─── Data to use ───

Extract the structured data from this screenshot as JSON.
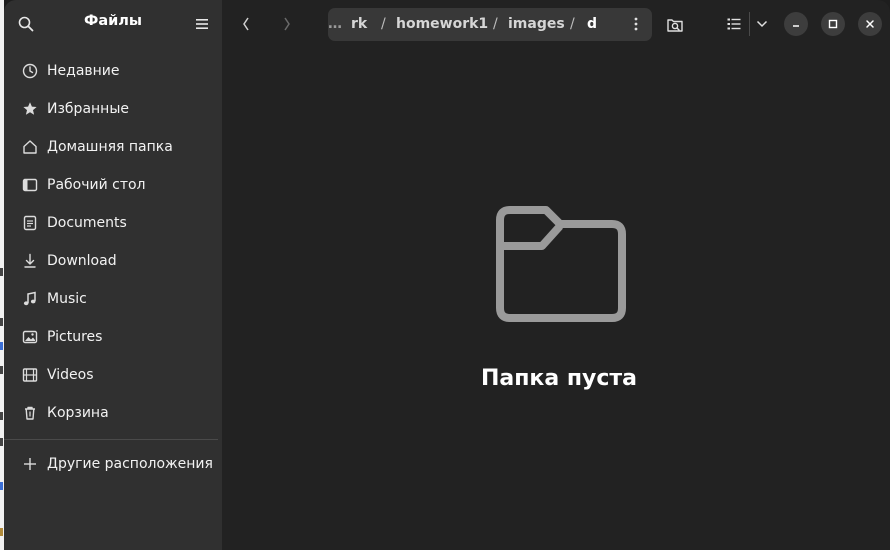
{
  "sidebar": {
    "title": "Файлы",
    "items": [
      {
        "label": "Недавние",
        "icon": "clock-icon"
      },
      {
        "label": "Избранные",
        "icon": "star-icon"
      },
      {
        "label": "Домашняя папка",
        "icon": "home-icon"
      },
      {
        "label": "Рабочий стол",
        "icon": "desktop-icon"
      },
      {
        "label": "Documents",
        "icon": "document-icon"
      },
      {
        "label": "Download",
        "icon": "download-icon"
      },
      {
        "label": "Music",
        "icon": "music-icon"
      },
      {
        "label": "Pictures",
        "icon": "picture-icon"
      },
      {
        "label": "Videos",
        "icon": "video-icon"
      },
      {
        "label": "Корзина",
        "icon": "trash-icon"
      }
    ],
    "other_locations": "Другие расположения"
  },
  "pathbar": {
    "ellipsis": "…",
    "segments": [
      "rk",
      "homework1",
      "images",
      "d"
    ],
    "separator": "/"
  },
  "empty_state": {
    "message": "Папка пуста"
  }
}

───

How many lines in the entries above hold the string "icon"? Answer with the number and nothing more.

→ **Response to this task**
10